There are few things that happen in Lafayette to unite our community more than Festival International de Louisiane. Its legion of volunteers comprises thousands of teens and grandmothers, professionals and working class folks, newbies and veterans who generously handle everything from cash to trash. (Thank you!) The collective audience has grown over the past 28 years to almost half a million, and in those faces we can see how culturally diverse Lafayette is becoming — a glorious thing to celebrate and share. And through Festival programming, our children are learning invaluable lessons about the citizens with whom we share this planet, even if they can never afford to leave Louisiana.

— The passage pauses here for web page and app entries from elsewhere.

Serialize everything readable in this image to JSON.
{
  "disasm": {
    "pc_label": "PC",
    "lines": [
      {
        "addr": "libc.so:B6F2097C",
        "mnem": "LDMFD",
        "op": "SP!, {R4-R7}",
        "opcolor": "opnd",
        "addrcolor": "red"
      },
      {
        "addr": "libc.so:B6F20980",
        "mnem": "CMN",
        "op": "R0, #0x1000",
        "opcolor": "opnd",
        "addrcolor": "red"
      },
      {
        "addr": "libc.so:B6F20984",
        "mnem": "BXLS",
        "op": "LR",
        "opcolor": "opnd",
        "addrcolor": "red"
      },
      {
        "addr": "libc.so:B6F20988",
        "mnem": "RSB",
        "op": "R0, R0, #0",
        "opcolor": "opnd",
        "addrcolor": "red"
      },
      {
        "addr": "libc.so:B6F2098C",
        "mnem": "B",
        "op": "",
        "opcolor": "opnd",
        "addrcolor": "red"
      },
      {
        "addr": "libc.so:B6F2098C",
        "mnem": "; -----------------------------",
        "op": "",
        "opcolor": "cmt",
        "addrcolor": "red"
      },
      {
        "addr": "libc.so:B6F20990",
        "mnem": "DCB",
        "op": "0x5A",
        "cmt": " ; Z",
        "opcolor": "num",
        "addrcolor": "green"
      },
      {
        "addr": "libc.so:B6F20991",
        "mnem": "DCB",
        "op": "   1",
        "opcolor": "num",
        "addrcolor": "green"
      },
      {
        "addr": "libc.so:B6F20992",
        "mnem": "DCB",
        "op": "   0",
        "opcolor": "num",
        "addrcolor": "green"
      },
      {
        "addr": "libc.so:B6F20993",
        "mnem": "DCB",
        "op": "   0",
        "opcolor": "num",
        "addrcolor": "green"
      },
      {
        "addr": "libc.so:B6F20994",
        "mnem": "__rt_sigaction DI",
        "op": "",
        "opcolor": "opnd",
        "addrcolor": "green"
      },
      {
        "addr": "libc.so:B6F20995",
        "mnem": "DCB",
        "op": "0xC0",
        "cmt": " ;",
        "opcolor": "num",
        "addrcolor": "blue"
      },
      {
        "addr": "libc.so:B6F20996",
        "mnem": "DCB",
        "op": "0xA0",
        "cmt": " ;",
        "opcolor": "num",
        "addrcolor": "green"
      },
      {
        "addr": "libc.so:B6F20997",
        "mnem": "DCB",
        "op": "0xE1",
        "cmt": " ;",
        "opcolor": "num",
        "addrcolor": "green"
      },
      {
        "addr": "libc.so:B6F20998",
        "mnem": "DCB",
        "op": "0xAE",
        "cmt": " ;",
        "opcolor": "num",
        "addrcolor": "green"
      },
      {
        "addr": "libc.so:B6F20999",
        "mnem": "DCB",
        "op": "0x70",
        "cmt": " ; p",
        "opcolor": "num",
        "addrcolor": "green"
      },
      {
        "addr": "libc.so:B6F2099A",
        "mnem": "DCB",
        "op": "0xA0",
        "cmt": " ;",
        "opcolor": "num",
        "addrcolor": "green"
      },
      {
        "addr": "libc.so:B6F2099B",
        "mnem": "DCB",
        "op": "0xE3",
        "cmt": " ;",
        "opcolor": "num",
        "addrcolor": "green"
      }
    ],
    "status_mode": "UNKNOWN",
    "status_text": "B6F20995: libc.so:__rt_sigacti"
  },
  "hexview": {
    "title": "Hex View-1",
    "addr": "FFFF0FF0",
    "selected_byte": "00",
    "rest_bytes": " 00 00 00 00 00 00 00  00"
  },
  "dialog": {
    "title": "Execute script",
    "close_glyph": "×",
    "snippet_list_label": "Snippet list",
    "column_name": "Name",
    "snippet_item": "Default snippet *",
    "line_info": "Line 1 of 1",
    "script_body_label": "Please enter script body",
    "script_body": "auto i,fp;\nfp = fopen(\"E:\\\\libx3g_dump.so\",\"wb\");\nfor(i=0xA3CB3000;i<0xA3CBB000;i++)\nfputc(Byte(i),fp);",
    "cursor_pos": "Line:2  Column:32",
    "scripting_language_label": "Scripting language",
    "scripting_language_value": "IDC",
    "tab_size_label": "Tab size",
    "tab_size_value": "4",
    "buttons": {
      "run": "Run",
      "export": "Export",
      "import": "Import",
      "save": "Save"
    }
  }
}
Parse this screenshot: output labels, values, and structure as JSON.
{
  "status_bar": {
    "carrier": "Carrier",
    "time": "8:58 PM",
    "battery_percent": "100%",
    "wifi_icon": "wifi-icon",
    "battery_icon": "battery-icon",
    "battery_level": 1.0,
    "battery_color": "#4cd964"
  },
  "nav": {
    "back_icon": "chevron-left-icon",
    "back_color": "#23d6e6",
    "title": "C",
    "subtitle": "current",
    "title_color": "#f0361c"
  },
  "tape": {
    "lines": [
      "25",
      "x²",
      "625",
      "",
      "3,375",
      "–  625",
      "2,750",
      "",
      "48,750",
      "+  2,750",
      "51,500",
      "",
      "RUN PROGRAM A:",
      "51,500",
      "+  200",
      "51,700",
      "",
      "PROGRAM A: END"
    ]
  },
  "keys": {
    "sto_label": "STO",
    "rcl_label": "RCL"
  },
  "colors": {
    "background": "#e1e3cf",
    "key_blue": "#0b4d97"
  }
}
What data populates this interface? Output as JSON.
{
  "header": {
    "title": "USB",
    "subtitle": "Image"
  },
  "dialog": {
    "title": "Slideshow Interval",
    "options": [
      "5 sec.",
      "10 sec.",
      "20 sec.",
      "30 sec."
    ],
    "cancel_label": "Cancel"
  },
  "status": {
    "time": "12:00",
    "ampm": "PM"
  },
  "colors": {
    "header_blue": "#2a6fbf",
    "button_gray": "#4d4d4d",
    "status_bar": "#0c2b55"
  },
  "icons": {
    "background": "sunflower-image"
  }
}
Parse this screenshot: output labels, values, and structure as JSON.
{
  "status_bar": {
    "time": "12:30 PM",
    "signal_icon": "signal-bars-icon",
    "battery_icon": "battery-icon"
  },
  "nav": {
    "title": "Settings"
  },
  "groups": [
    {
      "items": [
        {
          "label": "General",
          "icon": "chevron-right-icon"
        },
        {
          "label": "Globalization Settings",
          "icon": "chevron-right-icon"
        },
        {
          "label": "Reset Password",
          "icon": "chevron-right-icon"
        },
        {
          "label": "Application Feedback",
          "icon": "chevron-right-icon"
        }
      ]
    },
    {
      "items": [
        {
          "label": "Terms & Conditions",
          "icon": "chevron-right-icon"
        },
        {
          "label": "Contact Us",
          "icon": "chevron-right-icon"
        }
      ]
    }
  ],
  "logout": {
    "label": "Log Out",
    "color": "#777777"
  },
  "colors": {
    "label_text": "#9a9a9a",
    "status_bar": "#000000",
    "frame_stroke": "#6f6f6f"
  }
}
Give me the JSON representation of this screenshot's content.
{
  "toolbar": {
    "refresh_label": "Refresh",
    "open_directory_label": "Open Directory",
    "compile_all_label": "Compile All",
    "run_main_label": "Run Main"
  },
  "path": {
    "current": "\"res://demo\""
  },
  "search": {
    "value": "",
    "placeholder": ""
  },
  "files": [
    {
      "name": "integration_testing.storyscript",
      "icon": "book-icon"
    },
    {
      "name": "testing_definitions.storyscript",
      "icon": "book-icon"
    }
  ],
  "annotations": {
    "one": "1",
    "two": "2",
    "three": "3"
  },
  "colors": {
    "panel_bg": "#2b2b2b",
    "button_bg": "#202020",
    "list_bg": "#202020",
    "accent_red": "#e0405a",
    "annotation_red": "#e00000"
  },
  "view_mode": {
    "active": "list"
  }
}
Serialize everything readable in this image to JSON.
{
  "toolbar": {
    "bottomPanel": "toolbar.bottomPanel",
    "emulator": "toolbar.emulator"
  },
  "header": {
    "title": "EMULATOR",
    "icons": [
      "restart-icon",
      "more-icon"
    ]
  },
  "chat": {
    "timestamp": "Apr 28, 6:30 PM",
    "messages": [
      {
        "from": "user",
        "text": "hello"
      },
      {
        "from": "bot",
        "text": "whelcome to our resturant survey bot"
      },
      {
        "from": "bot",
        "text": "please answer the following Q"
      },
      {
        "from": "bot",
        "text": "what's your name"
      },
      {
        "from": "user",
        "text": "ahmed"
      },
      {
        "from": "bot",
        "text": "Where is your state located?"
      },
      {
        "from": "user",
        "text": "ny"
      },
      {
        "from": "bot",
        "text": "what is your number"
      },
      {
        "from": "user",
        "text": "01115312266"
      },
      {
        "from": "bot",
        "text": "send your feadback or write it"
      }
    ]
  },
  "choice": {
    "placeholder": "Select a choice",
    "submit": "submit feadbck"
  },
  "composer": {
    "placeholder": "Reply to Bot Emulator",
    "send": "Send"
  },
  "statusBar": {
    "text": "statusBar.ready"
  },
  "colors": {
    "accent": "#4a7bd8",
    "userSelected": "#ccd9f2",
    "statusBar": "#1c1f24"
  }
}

Festival International has also been characterized by a vibe that requires little more than a police presence; arrests have been almost non-existent since the very beginning. And though Fest operated with no executive director for much of the past year, this year’s event was as amazing as ever, an auspicious debut for Missy Paschke-Wood, who took the helm in January, and huge accomplishment for the small Fest staff and all-volunteer board.
But Fest is also at a tipping point. With evening crowds on Jefferson Street likened to Bourbon Street on Lundi Gras, there is no doubt it has outgrown its existing footprint. Some say Fest has outgrown downtown altogether, noting that it could financially benefit from a move away from the growing number of bars and restaurants that lure patrons from the official Fest vendors whose sales fill Fest coffers. Those lost sales are extremely important; for despite its success, Fest funding is perennially precarious. Advocates of a move also note that either admission fees could be collected or pin sales enhanced in a different location with controlled access.
As a Fest founder and veteran board member of the first 12 years, I would hate to see our beloved Festival veer toward the Jazz Fest model. Our inspiration came from some of the great events in French Canada, including Festival d’ete de Québec and Les FrancoFolies, which are essentially free and transform the downtowns of Quebec City and Montreal, respectively, into giant outdoor stages. There are big challenges to our current model, however, and it’s time to have some serious conversations about the future of Festival. Growth is a high-grade problem, but still a problem that must be solved, n’est ce pas?